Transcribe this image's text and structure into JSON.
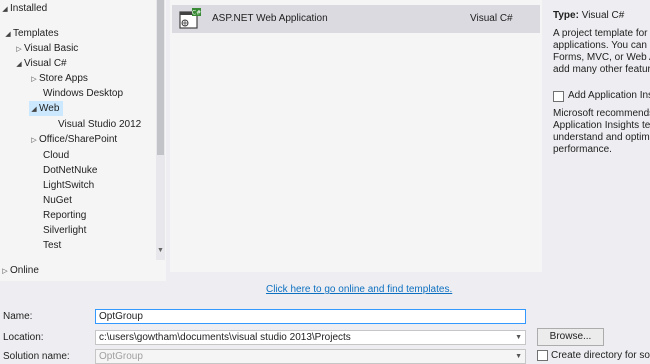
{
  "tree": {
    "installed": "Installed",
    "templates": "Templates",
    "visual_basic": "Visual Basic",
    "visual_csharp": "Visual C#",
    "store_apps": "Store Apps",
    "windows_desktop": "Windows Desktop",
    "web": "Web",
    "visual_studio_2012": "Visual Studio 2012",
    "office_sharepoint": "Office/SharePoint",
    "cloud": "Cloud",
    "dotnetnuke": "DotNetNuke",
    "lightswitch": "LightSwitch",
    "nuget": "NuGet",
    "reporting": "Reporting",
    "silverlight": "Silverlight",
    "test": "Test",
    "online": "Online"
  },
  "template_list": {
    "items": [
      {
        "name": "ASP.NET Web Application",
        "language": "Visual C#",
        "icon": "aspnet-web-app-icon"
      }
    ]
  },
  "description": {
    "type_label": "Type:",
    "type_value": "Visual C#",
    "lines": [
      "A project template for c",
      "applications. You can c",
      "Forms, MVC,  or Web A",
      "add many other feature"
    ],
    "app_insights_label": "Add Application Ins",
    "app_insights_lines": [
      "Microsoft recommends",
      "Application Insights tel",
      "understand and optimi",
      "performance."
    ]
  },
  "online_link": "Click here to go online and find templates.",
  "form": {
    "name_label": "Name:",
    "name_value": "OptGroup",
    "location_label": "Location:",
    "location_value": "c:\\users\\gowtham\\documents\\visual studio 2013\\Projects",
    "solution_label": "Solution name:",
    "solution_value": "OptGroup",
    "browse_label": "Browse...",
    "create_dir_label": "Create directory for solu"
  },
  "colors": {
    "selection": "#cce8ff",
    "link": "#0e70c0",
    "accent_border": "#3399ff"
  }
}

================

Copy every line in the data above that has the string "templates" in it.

    "templates": "Templates",
  "online_link": "Click here to go online and find templates.",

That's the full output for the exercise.